I’ve loved music for as long back as I can remember.  When I was around 9 or 10 years old, my mom would buy all kinds of new music and I would sit with the record covers and marvel at the art and photos while amazing and interesting sounds swirled around the room.  And when the feeling was right, Mom would boldly turn the volume dial past 5, the number that was considered the safe point to prevent noise complaints.  I still get nostalgic when flipping through the disorganized stacks of vinyl at our local record store and I come across a familiar cover that, as a kid, I would sit cross-legged on the floor and study for hours.

Mom eventually settled in to a pretty steady diet of Country and Western music.  It was still performed by crooners with actual life experience back then (Waylon Jennings, Kenny Rogers, George Jones, Conway Twitty…you get the idea) but before all that, there was The Police, Split Enz, Fleetwood Mac, The Cars, and even eyebrow raisers like Rough Trade.  Did she really just yell “Is he screwing with her?”  Music dominated over TV in my house and I’m thankful for it.

Exposure to different music on a constant and regular basis kept me open minded to what was to come.  Hip-hop, Shoegaze, Ska, Reggae, Alternative, Brit pop and Electronic music in all its variations.  And although I listened to a lot of different music, I didn’t start to collect it until CDs came along.  Before then, it was all about the mix tapes I would make from friend’s records or from the radio, my finger poised to strike “pause” to beat the advertisements.

Photography happened sort of by accident.  It was a mandatory course in my college journalism program and required we use a proper SLR 35mm film camera.  No auto settings, no Kodak Disc, no Polaroids.  Manual everything and a darkroom to process it.  I loved every minute of it.  The marriage of music and photography didn’t happen until years later when I was asked by a friend to shoot their band’s performance.  I was so out of my element.  Multi-coloured strobe lights, non-stop movement, people dancing around me.  It was amazing and I was hooked.  I knew I couldn’t accept it as a one-off opportunity and my search for postings looking for music photographers began.  Armed with only one band in my portfolio, SoundProof magazine still gave me a shot and sent me to photograph My Bloody Valentine.  Mind blown!  If I thought I was hooked before then, I left that gig a full-blown addict.

A bunch of publications, hundreds of bands, and thousands of photos later, my partner in crime and brilliant writer Jacqueline and I started talking.  Who is writing about the music we love?  When the music we love is covered, is it getting the photography and written assessment it deserves?  Is there enough promotion & journalism of new bands that should be in the spotlight in our city?  The answer was more or less no.  So we said:

“Forget it, brother, you can go it alone” – The Clash

STEP ON Magazine was born and has since become DISARM.  And it’s been a fantastic journey so far.  Reflecting back on 2 years of us two going it alone, what have I learned?  Well this, in no particular order:

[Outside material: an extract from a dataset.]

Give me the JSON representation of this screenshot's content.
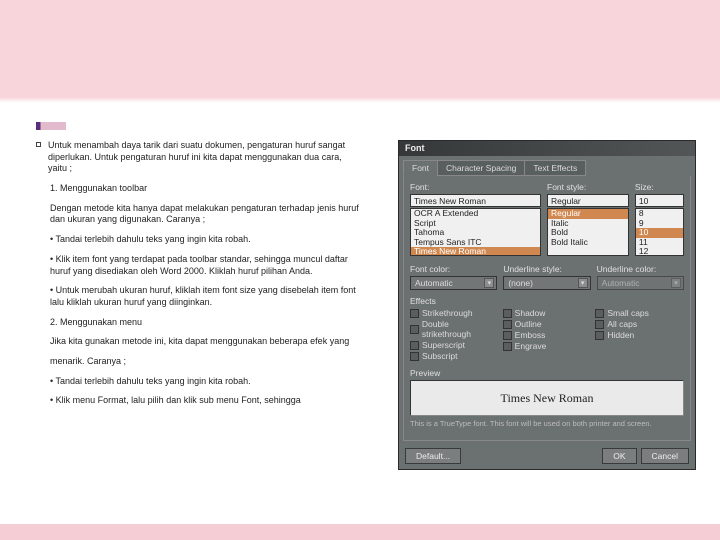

1 – Music is as important to me today than ever before. It’s so much more than sounds coming from a speaker.  It’s a language, or more accurately, a dialect.  It identifies your tribe.  Find your tribe and stick with them.  Build your army.

2 – The music I thought was great in my teens, is still great today, and will always be great. More or less.  We all have our moments and lapses in reason.

3 – The Cure is everything.

4 – Vinyl is superior. As I mentioned before, I didn’t really collect music seriously until CDs.  Vinyl was for DJs, end of.  When the vinyl resurgence started, I was (quietly) cynical about it and dismissed it as hipster-fueled nonsense.  That changed when Jaqueline and I popped in to a local pub one Tuesday night, which happened to be vinyl night.  Having a seasoned ear for music and the many different formats, I can say with some degree of authority, it just sounds better.  And you don’t need an acoustically perfect room and a tube-amplifier Hi-fi setup to hear it.  The fact that Jacqueline soon after uncovered a treasure trove of her original records (Cure, Clash, etcetera) thought long lost prompted us to buy a turntable.  We’ll never look back.

5 – Cynicism is toxic (see Vinyl is superior)

6 – Great, important music is still being made today. You just have to search harder to find it.  It was easy to find great music in the 80s and 90s.  The radio played it, movies used it for soundtracks, stadium-sized concerts were reserved for it.  Today it’s rarely found in those places.  Scour Bandcamp and SoundCloud.  You’ll find it.  When you do, support it and tell everyone about it.

7 – Live music is medicine for the mind and soul. Go see as much of it as you can.  And don’t miss the openers.

8 – Nothing easy is worth it. No further explanation required.

9 – Don’t discount the little guy. No one is so small they should be ignored or overlooked be it musicians, an indie magazine or fan site.  Be respectful and thank the people that promote and support you.

10 – It’s ok to be a fan AND the media. We don’t ever try to hide the fact that we love a band or a musician.  We yell it from the rafters.  It’s never uncool to wear the band’s t-shirt at their concert.

Dave MacIntyre